Young children are especially sensitive to situations causing stress in their world and among their parents and caregivers. And these are stressful times.
First Things First offers the following resources to help support Arizona families with young children during the coronavirus crisis. We’re with you.
Where to get answers to health questions about COVID19, find free meals and other vital resources.
Gov. Doug Ducey’s team has created the Arizona Together website to help Arizonans have access to resources during the coronavirus outbreak. Links include finding nearby food banks, information for pregnant women and other community resources. #AZTogether
2-1-1 COVID-19 Hotline
Arizonans can get important COVID-19 information in English and Spanish by dialing 2-1-1 between 8 a.m. and 8 p.m. daily. Get answers to your questions about how to prevent COVID-19 spread, testing information, what to do if an individual gets sick, and a list of websites with reliable, up-to-date information.
Free Meals for Kids During School Closures
Many Arizona schools are serving free grab-and-go meals during the COVID-19 outbreak. Families with toddlers and preschoolers are also eligible. Find a site close to you by using the map from AZ Health Zone or call the AZ Hunger Hotline at 602-528-3434 or 1-800-445-1914
You’re not going to be the perfect parent, but you have what it takes. And help is available.
Birth to Five Helpline
Supported by First Things First, the Birth to Five Helpline is a free service available to all Arizona families and caregivers of young children. Having someone to talk with, ask questions or lend an empathetic ear is more important than ever. You can connect with an early childhood specialist by phone or text at 1-877-705-KIDS (5437) Monday through Friday from 8 a.m. to 8 p.m. Or send a message online.
Parenting in the Time of Social Distancing
First Things First asked early childhood expert Rebecca Parklakian of ZERO TO THREE for her advice for families with young children during this time of social distancing:
- Parenting in challenging times
- Dealing with stress
- Advice on daily schedules and activities
Caring for Each Other
Our friends on Sesame Street are here to support you and your family during the COVID-19 health crisis. They know that children thrive with structure in their lives and learn best through play, so this site provides content, resources and ideas to offer comfort and spark playful learning moments.
Tips for Families: Coronavirus
Our partners at ZERO TO THREE offer tips for families including age-appropriate responses to common questions, a guide to self-care, and activities for young children experiencing social distancing.
CDC's COVID-19 Parental Resource Kit: Early Childhood
The Centers for Disease Control (CDC) developed this COVID-19 Parental Resource Kit to help support parents and caregivers in recognizing children’s social, emotional and mental health challenges and helping to ensure their well-being.
LEARNING AT HOME
Young kids learn through play, and by reading and talking with you.
At-home Activities: Another Day, Another Way to Play
These days, you might be spending more time at home with your young children than ever before. And the days are piling up. It’s stressful, for you and your little ones. Here are some fun at-home activities to do with your child that can help them learn and grow through play.

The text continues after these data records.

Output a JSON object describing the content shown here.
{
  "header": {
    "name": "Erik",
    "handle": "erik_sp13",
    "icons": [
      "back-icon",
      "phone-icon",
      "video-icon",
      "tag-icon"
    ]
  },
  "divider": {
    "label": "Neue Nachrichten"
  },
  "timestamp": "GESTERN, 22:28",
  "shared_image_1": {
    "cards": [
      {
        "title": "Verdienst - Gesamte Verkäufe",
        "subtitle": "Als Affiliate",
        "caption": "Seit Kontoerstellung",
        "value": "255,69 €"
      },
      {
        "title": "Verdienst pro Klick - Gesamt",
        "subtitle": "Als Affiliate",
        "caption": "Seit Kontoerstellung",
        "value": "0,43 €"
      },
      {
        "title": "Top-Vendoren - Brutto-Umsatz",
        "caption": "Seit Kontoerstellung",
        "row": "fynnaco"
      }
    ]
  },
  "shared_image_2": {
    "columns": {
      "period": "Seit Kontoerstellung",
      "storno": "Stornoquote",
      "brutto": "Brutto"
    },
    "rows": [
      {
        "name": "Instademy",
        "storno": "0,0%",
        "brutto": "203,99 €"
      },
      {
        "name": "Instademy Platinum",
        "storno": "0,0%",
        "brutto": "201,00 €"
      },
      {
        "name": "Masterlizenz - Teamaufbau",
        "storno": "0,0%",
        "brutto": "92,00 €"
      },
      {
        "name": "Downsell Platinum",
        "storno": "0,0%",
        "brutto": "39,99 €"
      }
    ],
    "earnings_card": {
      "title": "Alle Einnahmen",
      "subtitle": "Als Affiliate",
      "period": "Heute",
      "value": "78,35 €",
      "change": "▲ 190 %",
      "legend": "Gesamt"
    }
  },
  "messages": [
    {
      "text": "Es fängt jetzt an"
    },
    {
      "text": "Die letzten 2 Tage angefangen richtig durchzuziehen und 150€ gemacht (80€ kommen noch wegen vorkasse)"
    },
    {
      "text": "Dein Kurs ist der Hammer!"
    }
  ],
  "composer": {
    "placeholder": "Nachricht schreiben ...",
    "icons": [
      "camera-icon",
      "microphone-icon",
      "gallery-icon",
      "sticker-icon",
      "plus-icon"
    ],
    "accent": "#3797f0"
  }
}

Playtime is Serious Business for Young Kids
For babies, toddlers and preschoolers, almost all learning happens through interacting and exploring. And no time does it happen more than playtime. Even though play is a natural instinct for all children, adults in their lives need to support play and encourage it.
VIDEO: Quality Time
Time is tight for most parents, but just a little of your focused attention at a time goes a long way. Having positive, nurturing relationships with parents and other adult caregivers helps kids feel safe and secure, and that’s how they learn best. Watch the video highlights.
Playing with Blocks
Blocks help children develop skills that will help them learn math and science later on.
Everyday Household Objects as Toys
The American Academy of Pediatrics says the best toys for young kids are simple ones. Playing with ordinary household items allows your child to explore, discover and learn.
VIDEO: Reading with Your Baby
Babies develop language skills from the day they are born. When your child hears words and language, their brain develops the connections needed to learn how to read. Reading with your baby is also a great way to build a close relationship between parent and child. That’s what your baby needs most.
VIDEO: Reading with Your Toddler
Reading with your toddler is quality time together. Sharing books also helps them develop the language skills and vocabulary. Children’s books introduce kids to new and unusual words that you might not use in everyday conversation at home.
VIDEO: Baby, Let's Talk!
Even though they can’t use words yet, having little back-and-forth conversations with your baby is the best way you can help them learn and develop language. Responding to your child with words, conversation and attention makes a big impact on their learning and healthy development.